Like real pangolins, Pipisin Pangolin stands on his hind legs. So I thought I’d try to make a little felt pangolin – this is the result. If you can have a go at making your own pangolin companion, I’ve drawn the pattern and written what I did.
Pangolins belong in the wild. They are sensitive souls and shouldn’t be kept in captivity or as pets. Only the wildlife organisations that rescue pangolins from the illegal wildlife trade and care for them until they can be released back into the wild have the specialist knowledge to be able to look after them. Find out about pangolin conservation by following organisations like Save Vietnam’s Wildlife, Rest Namibia and Libassa Wildlife Sanctuary.
Click on the image below for a printable pdf:
Visit my crafts page page for the original felt pangolin pattern and more pangolin crafts.
With one cut and a few simple folds, create a mini-picture book that tells the story of a pangolin rescued and cared for until it could be released back into the wild.
Originally created for the Libassa Wildlife Sanctuary in Liberia to help explain the work they do to children. Unfortunately, not every child in Liberia goes to school. Not only do they miss out on general education, they never learn about animals or nature conservation.
Click on this image to open the pdf that can be downloaded and printed:
(nb. select ‘actual size’ when printing to help when making the folds)
Follow the steps below to make your mini-picture book:
Worm pipefish in a rockpool (collage of painted papers and card) ~ my contribution to the #200Fish project with artists illustrating 200 species of fish from the North Sea.
Hiding amongst the seaweed in the rockpools of the North Sea coast, could be this relative of the seahorse. The worm pipefish (Nerophis lumbriciformis) has a similar upturned snout to a seahorse and exhibits similar behaviour with the parental duties being undertaken by the male.

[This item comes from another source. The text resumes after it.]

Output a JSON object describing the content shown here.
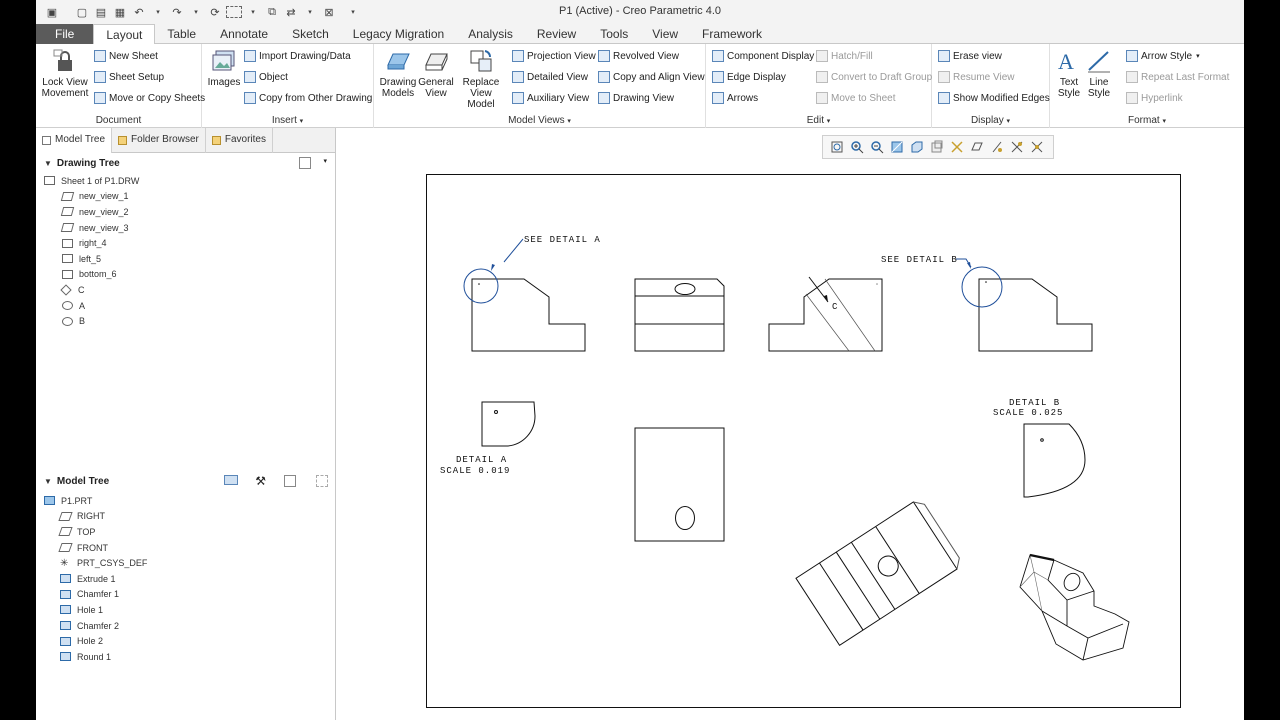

Females are larger, more colourful and more active than males. After courtship and mating, the female transfers about 150 eggs into a shallow groove on the male’s belly. The male protects the eggs until they hatch as free-swimming baby pipefish and drift away in the current. Here, the males parental responsibilities end.
As breeding is correlated with seawater temperatures below 15.5°C, these fish are likely to be susceptible to changes in ocean temperatures. Extreme site fidelity and homing behaviour has also been documented in worm pipefish so they are perhaps unlikely to respond well to change.
Worm pipefish grow to about 15cm long (illustrated lifesize, artwork size: 21.5cm x 31.5cm).